EXERCISE
Filter the listing below down to the lines holding the word "author", and copy those lines.

•••••

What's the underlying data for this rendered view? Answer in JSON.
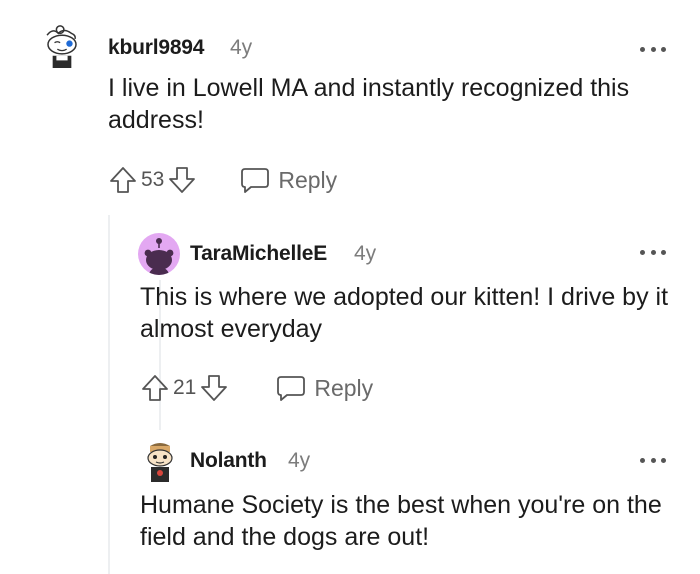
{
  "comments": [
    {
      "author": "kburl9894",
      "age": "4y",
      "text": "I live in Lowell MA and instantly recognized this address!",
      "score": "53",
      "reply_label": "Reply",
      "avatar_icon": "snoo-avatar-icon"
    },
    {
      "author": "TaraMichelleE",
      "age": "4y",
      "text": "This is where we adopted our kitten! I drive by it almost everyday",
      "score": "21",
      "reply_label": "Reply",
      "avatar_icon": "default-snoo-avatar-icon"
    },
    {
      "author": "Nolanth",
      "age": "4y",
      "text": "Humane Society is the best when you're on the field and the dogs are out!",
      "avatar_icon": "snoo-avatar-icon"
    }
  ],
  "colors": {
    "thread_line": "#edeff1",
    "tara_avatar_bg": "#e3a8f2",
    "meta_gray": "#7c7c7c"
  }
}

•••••

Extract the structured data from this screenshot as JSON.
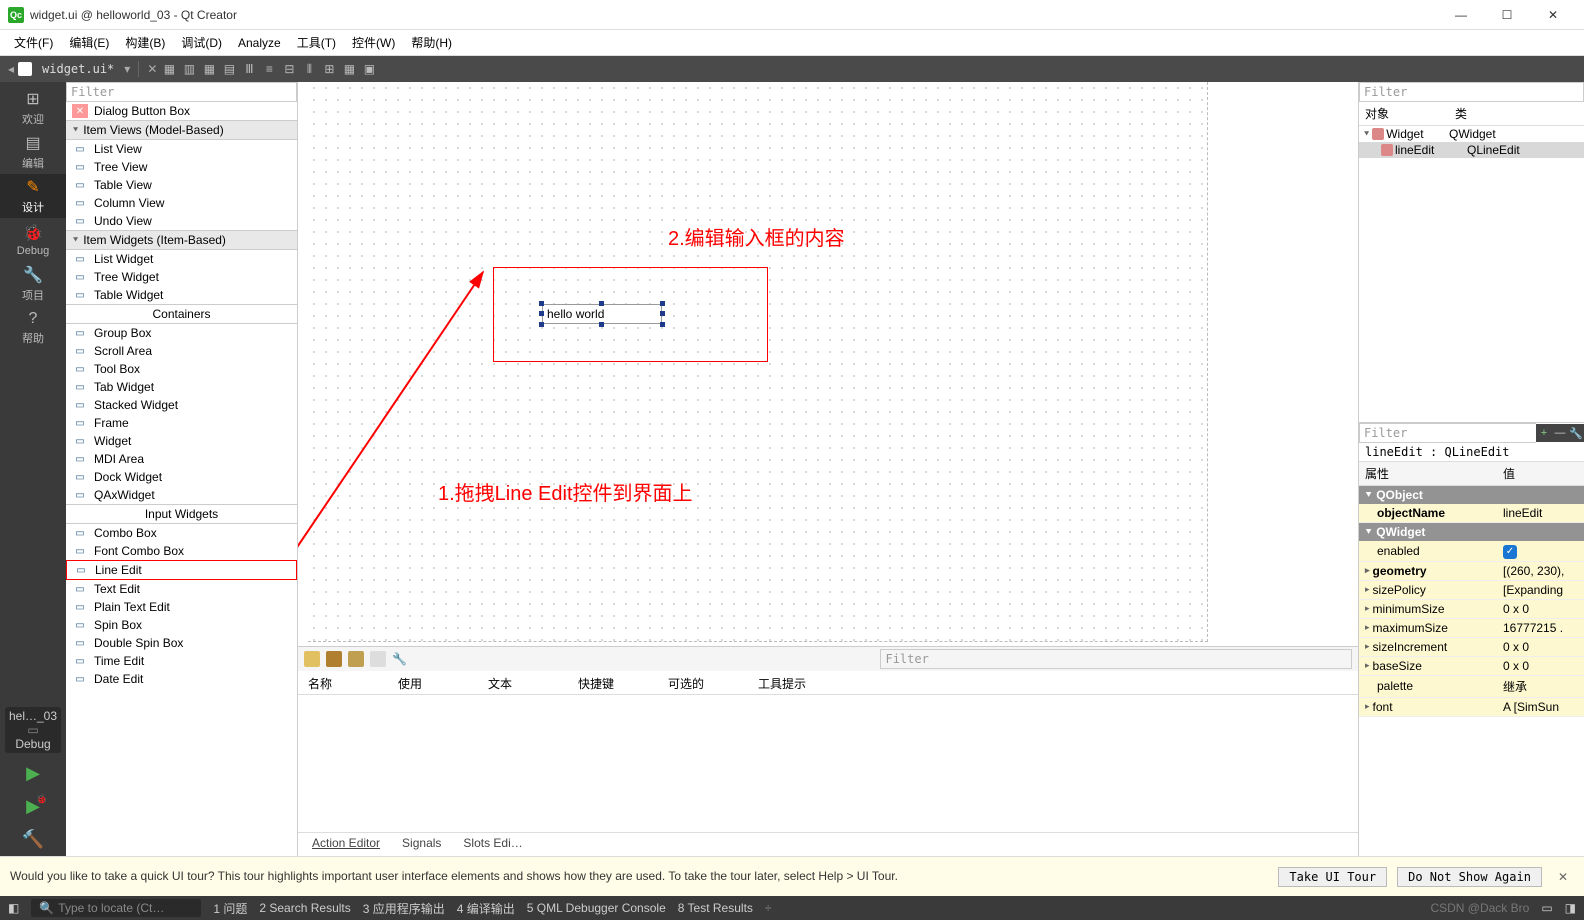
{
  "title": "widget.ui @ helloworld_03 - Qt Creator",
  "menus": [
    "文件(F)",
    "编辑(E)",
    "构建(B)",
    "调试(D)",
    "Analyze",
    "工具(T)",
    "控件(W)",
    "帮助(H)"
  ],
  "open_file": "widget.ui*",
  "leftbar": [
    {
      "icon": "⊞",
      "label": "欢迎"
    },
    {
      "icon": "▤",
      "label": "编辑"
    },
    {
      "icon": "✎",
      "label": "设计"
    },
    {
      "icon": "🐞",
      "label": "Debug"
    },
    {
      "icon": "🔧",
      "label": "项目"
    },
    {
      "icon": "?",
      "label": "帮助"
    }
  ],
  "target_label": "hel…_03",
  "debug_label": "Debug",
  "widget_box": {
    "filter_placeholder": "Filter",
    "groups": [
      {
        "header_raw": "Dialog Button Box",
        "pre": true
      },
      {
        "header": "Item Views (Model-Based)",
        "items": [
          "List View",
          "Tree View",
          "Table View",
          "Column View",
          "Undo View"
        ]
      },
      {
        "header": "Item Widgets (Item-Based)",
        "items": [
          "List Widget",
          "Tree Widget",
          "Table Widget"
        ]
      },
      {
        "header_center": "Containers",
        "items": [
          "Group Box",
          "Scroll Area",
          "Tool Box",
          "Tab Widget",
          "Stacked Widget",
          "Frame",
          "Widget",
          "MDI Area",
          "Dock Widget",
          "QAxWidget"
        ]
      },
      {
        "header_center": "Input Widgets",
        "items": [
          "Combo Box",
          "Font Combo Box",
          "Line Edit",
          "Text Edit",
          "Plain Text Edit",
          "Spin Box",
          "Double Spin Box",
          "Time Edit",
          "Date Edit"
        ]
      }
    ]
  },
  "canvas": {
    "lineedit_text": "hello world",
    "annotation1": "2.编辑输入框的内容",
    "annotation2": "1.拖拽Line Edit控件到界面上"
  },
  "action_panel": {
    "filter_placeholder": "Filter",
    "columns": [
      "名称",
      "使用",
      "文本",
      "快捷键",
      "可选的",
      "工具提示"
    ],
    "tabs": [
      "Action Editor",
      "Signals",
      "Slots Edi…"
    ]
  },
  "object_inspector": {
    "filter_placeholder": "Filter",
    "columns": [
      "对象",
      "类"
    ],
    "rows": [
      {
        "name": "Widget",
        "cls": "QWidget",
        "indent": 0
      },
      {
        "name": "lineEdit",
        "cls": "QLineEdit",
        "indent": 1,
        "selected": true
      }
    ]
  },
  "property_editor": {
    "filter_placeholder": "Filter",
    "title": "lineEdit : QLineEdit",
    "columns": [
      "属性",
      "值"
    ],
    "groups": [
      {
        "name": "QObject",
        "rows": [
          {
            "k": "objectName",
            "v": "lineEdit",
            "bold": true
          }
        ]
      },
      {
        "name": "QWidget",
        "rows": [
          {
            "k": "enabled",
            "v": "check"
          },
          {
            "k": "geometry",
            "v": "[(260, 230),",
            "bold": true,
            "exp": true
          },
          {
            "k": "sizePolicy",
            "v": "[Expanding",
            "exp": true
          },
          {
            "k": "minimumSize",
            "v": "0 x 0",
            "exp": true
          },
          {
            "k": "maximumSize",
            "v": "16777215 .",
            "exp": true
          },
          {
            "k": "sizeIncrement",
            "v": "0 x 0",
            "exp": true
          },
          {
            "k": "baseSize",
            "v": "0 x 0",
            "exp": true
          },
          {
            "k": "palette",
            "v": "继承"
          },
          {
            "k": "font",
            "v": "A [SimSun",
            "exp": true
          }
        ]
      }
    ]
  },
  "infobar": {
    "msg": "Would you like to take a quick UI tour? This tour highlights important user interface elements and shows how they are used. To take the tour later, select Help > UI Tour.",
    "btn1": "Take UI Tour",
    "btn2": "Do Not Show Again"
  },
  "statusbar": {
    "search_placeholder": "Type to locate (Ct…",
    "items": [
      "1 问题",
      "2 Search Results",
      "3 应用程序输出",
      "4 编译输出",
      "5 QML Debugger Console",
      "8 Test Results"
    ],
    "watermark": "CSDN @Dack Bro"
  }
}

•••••

ANSWER BOX
      "author": "kburl9894",
      "author": "TaraMichelleE",
      "author": "Nolanth",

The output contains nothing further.